What to work on — Would you please write out the records below exactly as they appear?

══ Supplied records ══

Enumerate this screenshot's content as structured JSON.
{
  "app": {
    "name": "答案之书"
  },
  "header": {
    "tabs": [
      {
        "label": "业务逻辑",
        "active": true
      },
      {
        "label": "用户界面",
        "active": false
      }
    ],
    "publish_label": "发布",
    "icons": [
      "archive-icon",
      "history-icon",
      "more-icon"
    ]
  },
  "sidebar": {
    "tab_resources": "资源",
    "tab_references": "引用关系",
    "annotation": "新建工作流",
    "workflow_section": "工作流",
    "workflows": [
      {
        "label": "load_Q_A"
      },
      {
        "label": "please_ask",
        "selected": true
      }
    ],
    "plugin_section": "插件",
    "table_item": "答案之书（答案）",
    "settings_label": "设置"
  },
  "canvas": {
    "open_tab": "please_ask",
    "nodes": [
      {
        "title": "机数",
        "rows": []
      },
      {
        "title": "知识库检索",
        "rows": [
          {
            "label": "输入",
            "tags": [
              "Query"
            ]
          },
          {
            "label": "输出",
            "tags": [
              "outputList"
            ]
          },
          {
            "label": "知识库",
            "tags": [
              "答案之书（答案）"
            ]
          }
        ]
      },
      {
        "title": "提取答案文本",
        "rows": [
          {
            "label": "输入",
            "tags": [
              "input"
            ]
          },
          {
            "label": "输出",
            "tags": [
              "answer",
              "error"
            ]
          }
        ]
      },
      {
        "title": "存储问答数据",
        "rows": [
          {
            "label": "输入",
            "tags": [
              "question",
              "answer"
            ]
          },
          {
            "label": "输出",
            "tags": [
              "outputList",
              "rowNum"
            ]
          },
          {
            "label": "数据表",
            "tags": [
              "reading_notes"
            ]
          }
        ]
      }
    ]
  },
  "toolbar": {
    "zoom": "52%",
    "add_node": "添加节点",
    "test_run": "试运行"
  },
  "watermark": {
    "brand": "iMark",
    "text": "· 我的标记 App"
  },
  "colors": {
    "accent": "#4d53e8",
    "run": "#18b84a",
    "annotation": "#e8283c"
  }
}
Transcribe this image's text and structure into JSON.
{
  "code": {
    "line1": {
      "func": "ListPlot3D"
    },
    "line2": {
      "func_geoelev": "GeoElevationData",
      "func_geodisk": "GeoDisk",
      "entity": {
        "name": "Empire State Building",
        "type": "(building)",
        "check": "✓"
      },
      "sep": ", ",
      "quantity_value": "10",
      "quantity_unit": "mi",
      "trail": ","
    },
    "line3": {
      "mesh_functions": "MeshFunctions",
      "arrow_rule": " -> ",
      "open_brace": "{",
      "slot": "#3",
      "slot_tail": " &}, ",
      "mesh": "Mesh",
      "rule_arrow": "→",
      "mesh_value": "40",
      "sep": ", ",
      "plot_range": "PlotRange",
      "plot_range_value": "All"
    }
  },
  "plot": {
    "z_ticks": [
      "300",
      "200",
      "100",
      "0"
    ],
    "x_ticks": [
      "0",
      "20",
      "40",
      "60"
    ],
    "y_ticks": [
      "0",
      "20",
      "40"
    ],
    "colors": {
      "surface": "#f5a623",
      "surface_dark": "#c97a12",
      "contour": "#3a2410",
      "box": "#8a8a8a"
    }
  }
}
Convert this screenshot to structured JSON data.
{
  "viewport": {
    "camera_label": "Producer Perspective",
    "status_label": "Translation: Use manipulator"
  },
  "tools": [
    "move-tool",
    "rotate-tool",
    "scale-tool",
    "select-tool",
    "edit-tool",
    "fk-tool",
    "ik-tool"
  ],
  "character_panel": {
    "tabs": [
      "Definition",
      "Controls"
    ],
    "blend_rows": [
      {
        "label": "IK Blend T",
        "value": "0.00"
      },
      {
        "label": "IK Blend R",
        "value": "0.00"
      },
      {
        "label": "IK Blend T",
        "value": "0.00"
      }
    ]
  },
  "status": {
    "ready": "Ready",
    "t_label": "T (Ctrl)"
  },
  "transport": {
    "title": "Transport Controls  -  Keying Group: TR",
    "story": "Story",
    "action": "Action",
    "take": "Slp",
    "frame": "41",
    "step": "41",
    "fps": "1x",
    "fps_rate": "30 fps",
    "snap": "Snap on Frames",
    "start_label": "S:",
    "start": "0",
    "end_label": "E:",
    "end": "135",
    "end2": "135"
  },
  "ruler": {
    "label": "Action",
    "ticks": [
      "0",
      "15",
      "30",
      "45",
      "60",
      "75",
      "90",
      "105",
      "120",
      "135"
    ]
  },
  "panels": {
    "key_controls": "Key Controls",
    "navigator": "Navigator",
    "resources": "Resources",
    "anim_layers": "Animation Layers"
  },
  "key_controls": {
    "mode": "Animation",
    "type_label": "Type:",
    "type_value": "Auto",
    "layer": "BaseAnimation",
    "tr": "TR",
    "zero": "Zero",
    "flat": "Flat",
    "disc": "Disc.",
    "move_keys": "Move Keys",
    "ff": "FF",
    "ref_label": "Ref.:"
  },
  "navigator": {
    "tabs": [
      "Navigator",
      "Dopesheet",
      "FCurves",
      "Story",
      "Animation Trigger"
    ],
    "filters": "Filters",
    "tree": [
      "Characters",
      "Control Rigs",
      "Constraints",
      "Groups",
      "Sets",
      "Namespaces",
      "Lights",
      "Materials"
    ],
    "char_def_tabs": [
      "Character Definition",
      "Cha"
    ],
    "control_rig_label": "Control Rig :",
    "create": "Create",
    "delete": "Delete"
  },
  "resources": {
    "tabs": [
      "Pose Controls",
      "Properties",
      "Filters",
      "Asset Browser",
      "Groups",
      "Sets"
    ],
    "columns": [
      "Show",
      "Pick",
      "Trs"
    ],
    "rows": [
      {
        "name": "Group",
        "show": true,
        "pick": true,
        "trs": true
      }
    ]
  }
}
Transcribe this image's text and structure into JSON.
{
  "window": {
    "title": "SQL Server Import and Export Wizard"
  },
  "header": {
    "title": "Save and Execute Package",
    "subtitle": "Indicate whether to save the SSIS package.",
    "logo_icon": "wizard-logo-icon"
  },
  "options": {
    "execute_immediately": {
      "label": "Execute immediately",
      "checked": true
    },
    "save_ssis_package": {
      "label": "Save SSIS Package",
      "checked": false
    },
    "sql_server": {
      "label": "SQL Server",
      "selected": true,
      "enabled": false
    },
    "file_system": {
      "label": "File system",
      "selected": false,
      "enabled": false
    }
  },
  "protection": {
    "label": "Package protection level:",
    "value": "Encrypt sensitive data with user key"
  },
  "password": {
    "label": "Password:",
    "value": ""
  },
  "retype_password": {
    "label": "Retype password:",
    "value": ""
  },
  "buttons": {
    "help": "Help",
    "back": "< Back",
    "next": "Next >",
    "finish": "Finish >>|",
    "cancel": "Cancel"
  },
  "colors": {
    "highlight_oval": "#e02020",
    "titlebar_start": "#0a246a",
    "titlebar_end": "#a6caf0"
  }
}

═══

Answer section —
Enumerate this screenshot's content as structured JSON.
{
  "app": {
    "name": "答案之书"
  },
  "header": {
    "tabs": [
      {
        "label": "业务逻辑",
        "active": true
      },
      {
        "label": "用户界面",
        "active": false
      }
    ],
    "publish_label": "发布",
    "icons": [
      "archive-icon",
      "history-icon",
      "more-icon"
    ]
  },
  "sidebar": {
    "tab_resources": "资源",
    "tab_references": "引用关系",
    "annotation": "新建工作流",
    "workflow_section": "工作流",
    "workflows": [
      {
        "label": "load_Q_A"
      },
      {
        "label": "please_ask",
        "selected": true
      }
    ],
    "plugin_section": "插件",
    "table_item": "答案之书（答案）",
    "settings_label": "设置"
  },
  "canvas": {
    "open_tab": "please_ask",
    "nodes": [
      {
        "title": "机数",
        "rows": []
      },
      {
        "title": "知识库检索",
        "rows": [
          {
            "label": "输入",
            "tags": [
              "Query"
            ]
          },
          {
            "label": "输出",
            "tags": [
              "outputList"
            ]
          },
          {
            "label": "知识库",
            "tags": [
              "答案之书（答案）"
            ]
          }
        ]
      },
      {
        "title": "提取答案文本",
        "rows": [
          {
            "label": "输入",
            "tags": [
              "input"
            ]
          },
          {
            "label": "输出",
            "tags": [
              "answer",
              "error"
            ]
          }
        ]
      },
      {
        "title": "存储问答数据",
        "rows": [
          {
            "label": "输入",
            "tags": [
              "question",
              "answer"
            ]
          },
          {
            "label": "输出",
            "tags": [
              "outputList",
              "rowNum"
            ]
          },
          {
            "label": "数据表",
            "tags": [
              "reading_notes"
            ]
          }
        ]
      }
    ]
  },
  "toolbar": {
    "zoom": "52%",
    "add_node": "添加节点",
    "test_run": "试运行"
  },
  "watermark": {
    "brand": "iMark",
    "text": "· 我的标记 App"
  },
  "colors": {
    "accent": "#4d53e8",
    "run": "#18b84a",
    "annotation": "#e8283c"
  }
}
Transcribe this image's text and structure into JSON.
{
  "code": {
    "line1": {
      "func": "ListPlot3D"
    },
    "line2": {
      "func_geoelev": "GeoElevationData",
      "func_geodisk": "GeoDisk",
      "entity": {
        "name": "Empire State Building",
        "type": "(building)",
        "check": "✓"
      },
      "sep": ", ",
      "quantity_value": "10",
      "quantity_unit": "mi",
      "trail": ","
    },
    "line3": {
      "mesh_functions": "MeshFunctions",
      "arrow_rule": " -> ",
      "open_brace": "{",
      "slot": "#3",
      "slot_tail": " &}, ",
      "mesh": "Mesh",
      "rule_arrow": "→",
      "mesh_value": "40",
      "sep": ", ",
      "plot_range": "PlotRange",
      "plot_range_value": "All"
    }
  },
  "plot": {
    "z_ticks": [
      "300",
      "200",
      "100",
      "0"
    ],
    "x_ticks": [
      "0",
      "20",
      "40",
      "60"
    ],
    "y_ticks": [
      "0",
      "20",
      "40"
    ],
    "colors": {
      "surface": "#f5a623",
      "surface_dark": "#c97a12",
      "contour": "#3a2410",
      "box": "#8a8a8a"
    }
  }
}
Convert this screenshot to structured JSON data.
{
  "viewport": {
    "camera_label": "Producer Perspective",
    "status_label": "Translation: Use manipulator"
  },
  "tools": [
    "move-tool",
    "rotate-tool",
    "scale-tool",
    "select-tool",
    "edit-tool",
    "fk-tool",
    "ik-tool"
  ],
  "character_panel": {
    "tabs": [
      "Definition",
      "Controls"
    ],
    "blend_rows": [
      {
        "label": "IK Blend T",
        "value": "0.00"
      },
      {
        "label": "IK Blend R",
        "value": "0.00"
      },
      {
        "label": "IK Blend T",
        "value": "0.00"
      }
    ]
  },
  "status": {
    "ready": "Ready",
    "t_label": "T (Ctrl)"
  },
  "transport": {
    "title": "Transport Controls  -  Keying Group: TR",
    "story": "Story",
    "action": "Action",
    "take": "Slp",
    "frame": "41",
    "step": "41",
    "fps": "1x",
    "fps_rate": "30 fps",
    "snap": "Snap on Frames",
    "start_label": "S:",
    "start": "0",
    "end_label": "E:",
    "end": "135",
    "end2": "135"
  },
  "ruler": {
    "label": "Action",
    "ticks": [
      "0",
      "15",
      "30",
      "45",
      "60",
      "75",
      "90",
      "105",
      "120",
      "135"
    ]
  },
  "panels": {
    "key_controls": "Key Controls",
    "navigator": "Navigator",
    "resources": "Resources",
    "anim_layers": "Animation Layers"
  },
  "key_controls": {
    "mode": "Animation",
    "type_label": "Type:",
    "type_value": "Auto",
    "layer": "BaseAnimation",
    "tr": "TR",
    "zero": "Zero",
    "flat": "Flat",
    "disc": "Disc.",
    "move_keys": "Move Keys",
    "ff": "FF",
    "ref_label": "Ref.:"
  },
  "navigator": {
    "tabs": [
      "Navigator",
      "Dopesheet",
      "FCurves",
      "Story",
      "Animation Trigger"
    ],
    "filters": "Filters",
    "tree": [
      "Characters",
      "Control Rigs",
      "Constraints",
      "Groups",
      "Sets",
      "Namespaces",
      "Lights",
      "Materials"
    ],
    "char_def_tabs": [
      "Character Definition",
      "Cha"
    ],
    "control_rig_label": "Control Rig :",
    "create": "Create",
    "delete": "Delete"
  },
  "resources": {
    "tabs": [
      "Pose Controls",
      "Properties",
      "Filters",
      "Asset Browser",
      "Groups",
      "Sets"
    ],
    "columns": [
      "Show",
      "Pick",
      "Trs"
    ],
    "rows": [
      {
        "name": "Group",
        "show": true,
        "pick": true,
        "trs": true
      }
    ]
  }
}
Transcribe this image's text and structure into JSON.
{
  "window": {
    "title": "SQL Server Import and Export Wizard"
  },
  "header": {
    "title": "Save and Execute Package",
    "subtitle": "Indicate whether to save the SSIS package.",
    "logo_icon": "wizard-logo-icon"
  },
  "options": {
    "execute_immediately": {
      "label": "Execute immediately",
      "checked": true
    },
    "save_ssis_package": {
      "label": "Save SSIS Package",
      "checked": false
    },
    "sql_server": {
      "label": "SQL Server",
      "selected": true,
      "enabled": false
    },
    "file_system": {
      "label": "File system",
      "selected": false,
      "enabled": false
    }
  },
  "protection": {
    "label": "Package protection level:",
    "value": "Encrypt sensitive data with user key"
  },
  "password": {
    "label": "Password:",
    "value": ""
  },
  "retype_password": {
    "label": "Retype password:",
    "value": ""
  },
  "buttons": {
    "help": "Help",
    "back": "< Back",
    "next": "Next >",
    "finish": "Finish >>|",
    "cancel": "Cancel"
  },
  "colors": {
    "highlight_oval": "#e02020",
    "titlebar_start": "#0a246a",
    "titlebar_end": "#a6caf0"
  }
}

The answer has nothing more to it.